American scientists have proved the possibility of converting stem cells into healthy skin cells not in the laboratory, but on the surface of open cuts.
A team of researchers from the Salk Institute for Biological Research in San Diego has developed a technique for converting cells on the surface of an open wound or ulcer into the cells of the upper layer of the skin, the epithelium. In an article published in the journal Nature, scientists describe the process of returning cells on the surface of a wound to a state similar to that of a stem cell and then directing them along the path of development of skin cells. The technique is promising as a method of healing ulcers, burns, bedsores and skin lesions in metabolic diseases such as diabetes. Also, it can be used to counteract the aging of the skin, the authors of the study believe.
Skin is capable of regeneration, but this ability is weakened with age, so as the population ages, non-healing skin lesions become an increasingly common problem.
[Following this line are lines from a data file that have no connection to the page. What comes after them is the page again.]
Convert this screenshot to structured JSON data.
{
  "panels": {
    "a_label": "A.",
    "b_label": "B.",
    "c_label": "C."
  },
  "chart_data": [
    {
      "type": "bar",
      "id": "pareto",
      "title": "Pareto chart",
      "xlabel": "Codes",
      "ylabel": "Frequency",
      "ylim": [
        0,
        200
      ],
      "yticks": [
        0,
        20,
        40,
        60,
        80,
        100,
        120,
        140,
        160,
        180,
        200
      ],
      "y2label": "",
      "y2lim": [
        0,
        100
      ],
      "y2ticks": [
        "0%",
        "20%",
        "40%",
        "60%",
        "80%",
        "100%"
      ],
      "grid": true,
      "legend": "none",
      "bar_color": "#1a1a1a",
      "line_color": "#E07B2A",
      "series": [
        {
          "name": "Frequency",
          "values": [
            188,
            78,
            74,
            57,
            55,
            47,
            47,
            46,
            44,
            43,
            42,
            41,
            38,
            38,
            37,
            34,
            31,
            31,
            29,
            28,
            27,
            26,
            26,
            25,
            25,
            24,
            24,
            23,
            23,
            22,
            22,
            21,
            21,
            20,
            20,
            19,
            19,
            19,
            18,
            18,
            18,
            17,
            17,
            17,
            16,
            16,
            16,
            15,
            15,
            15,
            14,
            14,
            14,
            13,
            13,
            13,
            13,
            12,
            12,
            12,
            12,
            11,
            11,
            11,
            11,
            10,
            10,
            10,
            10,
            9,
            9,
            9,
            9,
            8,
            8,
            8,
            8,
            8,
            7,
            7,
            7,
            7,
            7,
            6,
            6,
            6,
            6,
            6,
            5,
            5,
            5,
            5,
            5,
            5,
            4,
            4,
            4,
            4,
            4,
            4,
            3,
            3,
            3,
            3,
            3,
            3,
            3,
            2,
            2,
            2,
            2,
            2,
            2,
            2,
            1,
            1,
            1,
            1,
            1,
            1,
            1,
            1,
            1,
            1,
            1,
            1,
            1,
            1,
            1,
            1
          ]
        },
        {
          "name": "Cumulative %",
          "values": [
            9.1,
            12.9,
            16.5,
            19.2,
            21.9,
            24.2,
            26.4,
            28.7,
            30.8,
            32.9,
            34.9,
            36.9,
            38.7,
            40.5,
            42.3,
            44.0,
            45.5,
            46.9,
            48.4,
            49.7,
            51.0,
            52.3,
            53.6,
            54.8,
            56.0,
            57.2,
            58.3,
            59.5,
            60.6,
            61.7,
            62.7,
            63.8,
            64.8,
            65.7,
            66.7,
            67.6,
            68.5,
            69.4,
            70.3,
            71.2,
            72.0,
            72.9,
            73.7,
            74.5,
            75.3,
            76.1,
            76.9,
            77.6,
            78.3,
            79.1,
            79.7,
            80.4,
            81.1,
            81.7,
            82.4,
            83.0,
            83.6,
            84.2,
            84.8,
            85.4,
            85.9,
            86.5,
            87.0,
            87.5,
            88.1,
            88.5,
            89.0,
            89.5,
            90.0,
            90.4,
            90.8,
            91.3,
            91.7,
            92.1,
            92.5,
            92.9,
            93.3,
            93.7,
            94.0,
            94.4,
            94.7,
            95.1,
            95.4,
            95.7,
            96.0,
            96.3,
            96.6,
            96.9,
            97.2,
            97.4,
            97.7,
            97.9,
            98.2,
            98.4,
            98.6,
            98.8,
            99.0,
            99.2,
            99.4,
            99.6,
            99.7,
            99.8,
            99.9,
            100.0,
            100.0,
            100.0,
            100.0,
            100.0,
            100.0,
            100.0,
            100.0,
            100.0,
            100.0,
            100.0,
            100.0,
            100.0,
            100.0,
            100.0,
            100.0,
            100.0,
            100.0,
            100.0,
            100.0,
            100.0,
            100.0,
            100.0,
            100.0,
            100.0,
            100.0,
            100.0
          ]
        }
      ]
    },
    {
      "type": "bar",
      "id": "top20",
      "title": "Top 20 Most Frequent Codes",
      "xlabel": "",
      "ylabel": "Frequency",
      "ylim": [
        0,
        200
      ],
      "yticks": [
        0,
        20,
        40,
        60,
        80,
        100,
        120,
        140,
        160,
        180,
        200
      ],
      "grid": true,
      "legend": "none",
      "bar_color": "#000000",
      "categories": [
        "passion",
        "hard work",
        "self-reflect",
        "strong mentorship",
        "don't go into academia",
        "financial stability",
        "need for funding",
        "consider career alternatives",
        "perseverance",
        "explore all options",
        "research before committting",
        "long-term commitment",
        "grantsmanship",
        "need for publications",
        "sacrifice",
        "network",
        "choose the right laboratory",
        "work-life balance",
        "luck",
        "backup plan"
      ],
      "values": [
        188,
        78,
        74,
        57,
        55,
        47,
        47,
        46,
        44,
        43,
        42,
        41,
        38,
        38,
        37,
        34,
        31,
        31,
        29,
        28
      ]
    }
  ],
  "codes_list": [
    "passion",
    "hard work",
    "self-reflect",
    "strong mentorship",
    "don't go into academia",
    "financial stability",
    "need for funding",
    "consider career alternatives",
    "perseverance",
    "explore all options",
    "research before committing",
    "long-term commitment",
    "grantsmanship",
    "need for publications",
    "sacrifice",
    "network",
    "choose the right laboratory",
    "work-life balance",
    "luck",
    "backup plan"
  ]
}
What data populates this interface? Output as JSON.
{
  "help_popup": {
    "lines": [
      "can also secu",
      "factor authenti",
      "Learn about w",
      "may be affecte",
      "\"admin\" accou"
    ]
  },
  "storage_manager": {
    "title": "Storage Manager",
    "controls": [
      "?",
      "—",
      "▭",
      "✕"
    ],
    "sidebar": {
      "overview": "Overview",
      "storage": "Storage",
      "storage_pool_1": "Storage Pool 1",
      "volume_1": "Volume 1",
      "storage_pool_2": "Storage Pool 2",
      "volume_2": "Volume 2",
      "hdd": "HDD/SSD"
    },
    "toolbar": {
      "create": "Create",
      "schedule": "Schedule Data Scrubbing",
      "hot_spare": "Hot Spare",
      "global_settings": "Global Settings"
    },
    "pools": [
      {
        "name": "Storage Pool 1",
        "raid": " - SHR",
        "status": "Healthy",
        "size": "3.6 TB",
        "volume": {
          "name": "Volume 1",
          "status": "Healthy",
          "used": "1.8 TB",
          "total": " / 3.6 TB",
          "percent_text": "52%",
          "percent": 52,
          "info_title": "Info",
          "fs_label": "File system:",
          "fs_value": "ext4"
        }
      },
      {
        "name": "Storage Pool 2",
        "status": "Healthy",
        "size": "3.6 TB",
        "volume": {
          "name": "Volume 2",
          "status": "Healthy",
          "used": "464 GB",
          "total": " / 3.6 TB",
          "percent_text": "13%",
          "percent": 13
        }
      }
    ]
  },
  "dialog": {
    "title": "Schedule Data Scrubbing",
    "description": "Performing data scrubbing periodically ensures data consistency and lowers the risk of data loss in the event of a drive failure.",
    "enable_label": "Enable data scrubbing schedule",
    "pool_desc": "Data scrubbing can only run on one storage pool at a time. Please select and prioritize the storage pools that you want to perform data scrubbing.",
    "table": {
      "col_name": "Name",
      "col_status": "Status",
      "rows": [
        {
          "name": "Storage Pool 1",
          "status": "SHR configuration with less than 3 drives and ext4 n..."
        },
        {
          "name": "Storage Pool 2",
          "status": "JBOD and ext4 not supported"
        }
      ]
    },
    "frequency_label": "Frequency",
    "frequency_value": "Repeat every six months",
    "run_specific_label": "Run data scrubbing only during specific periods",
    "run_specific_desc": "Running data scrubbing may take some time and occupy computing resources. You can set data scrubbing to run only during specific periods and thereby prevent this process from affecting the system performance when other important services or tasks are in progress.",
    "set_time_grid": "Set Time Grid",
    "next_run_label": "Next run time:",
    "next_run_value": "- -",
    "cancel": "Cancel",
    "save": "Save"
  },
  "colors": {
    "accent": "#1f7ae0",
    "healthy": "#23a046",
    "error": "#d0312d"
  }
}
Usually, the skin of the patient or skin, grown in vitro from stem cells, is used to accelerate healing. Juan Carlos Izpisua Belmonte (Juan Carlos Izpisua Belmonte) and his colleagues managed to get the skin on the site of damage, without resorting to a transplant.
Scientists have worked with stem cells of the skin, which differentiate, migrating from deep layers to the surface. Under normal conditions, these cells most often turn into keratinocytes, of which 90% are healthy skin; However, when the integrity of the skin is broken, stem cells are mainly involved in the inflammatory process and do not form a new epithelium.
First, scientists isolated from the cells of the lower (basal) layer of the epidermis 55 proteins and RNA, which could potentially participate in the differentiation of stem cells along the path of keratinocytes. Then four proteins were identified by trial and error, which most influenced the differentiation. Treated deep cuts on the skin of mice with a “cocktail” of these four proteins, scientists for 18 days received a new epithelium on the surface of the cuts. Three months later and six months after the start of the experiment, cells from skin samples grown on the site of the cut turned out to be healthy for some microbiological, genetic and other indicators.
Before proceeding to clinical trials, scientists plan to test the technique on other models of skin lesions and make sure the method is safe.